Directions for this task -
Among the following entries, count the lines that contain "content" and report only the result.
Extracted information START
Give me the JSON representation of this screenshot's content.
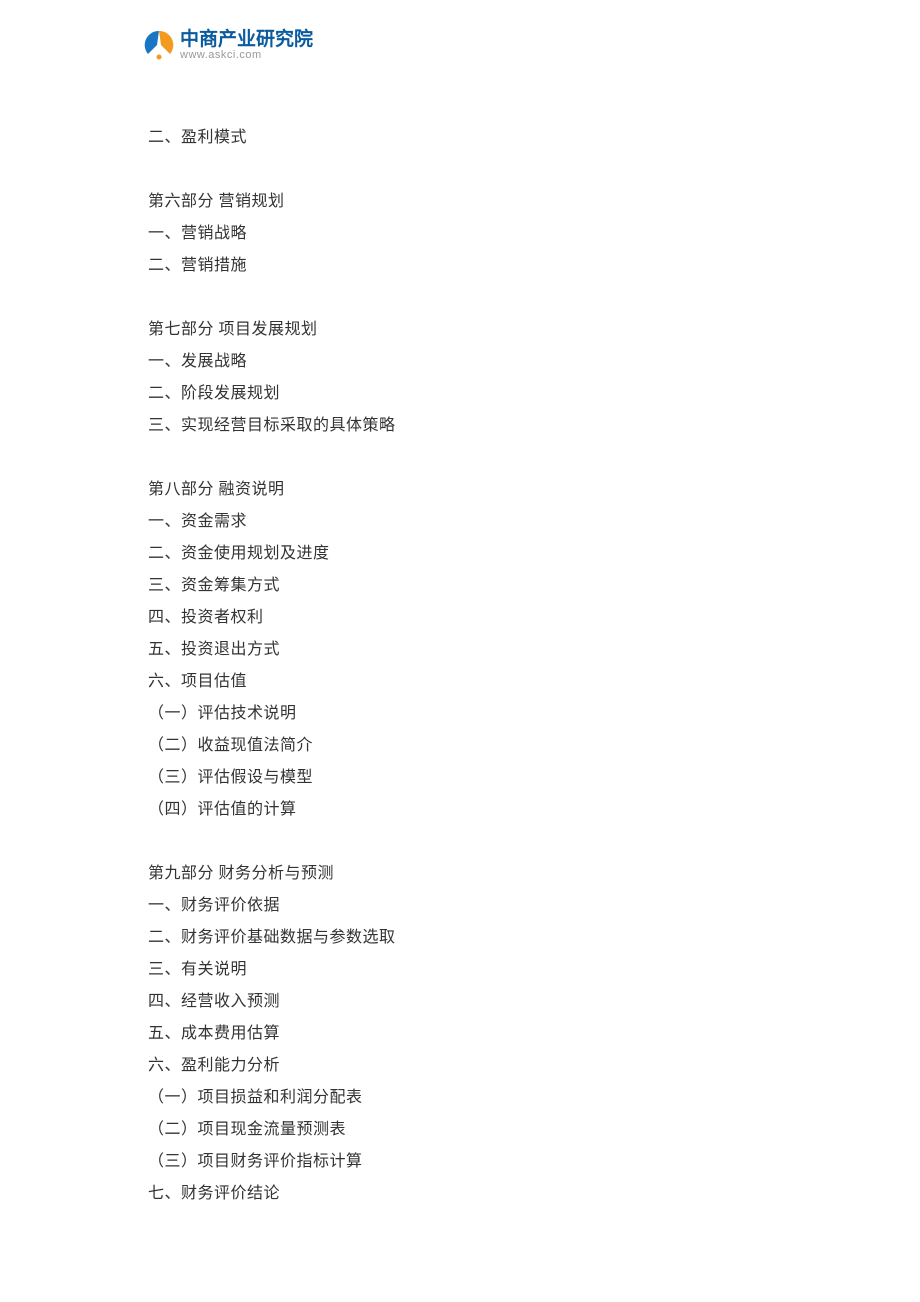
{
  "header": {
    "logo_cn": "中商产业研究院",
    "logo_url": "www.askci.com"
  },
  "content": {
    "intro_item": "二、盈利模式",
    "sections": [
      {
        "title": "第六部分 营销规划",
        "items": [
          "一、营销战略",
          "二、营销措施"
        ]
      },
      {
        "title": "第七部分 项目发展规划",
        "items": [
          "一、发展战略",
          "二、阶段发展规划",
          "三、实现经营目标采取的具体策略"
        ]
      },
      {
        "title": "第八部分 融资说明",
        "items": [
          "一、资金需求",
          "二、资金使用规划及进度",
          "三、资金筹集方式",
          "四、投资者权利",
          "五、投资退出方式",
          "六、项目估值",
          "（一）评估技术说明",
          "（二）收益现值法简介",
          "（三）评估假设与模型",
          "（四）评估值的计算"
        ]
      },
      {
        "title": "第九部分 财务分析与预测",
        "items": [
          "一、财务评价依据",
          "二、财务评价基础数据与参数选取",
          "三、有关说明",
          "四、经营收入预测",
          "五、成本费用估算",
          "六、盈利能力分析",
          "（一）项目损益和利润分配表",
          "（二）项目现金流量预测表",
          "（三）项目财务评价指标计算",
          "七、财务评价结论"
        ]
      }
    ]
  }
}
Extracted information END
Expected answer -
2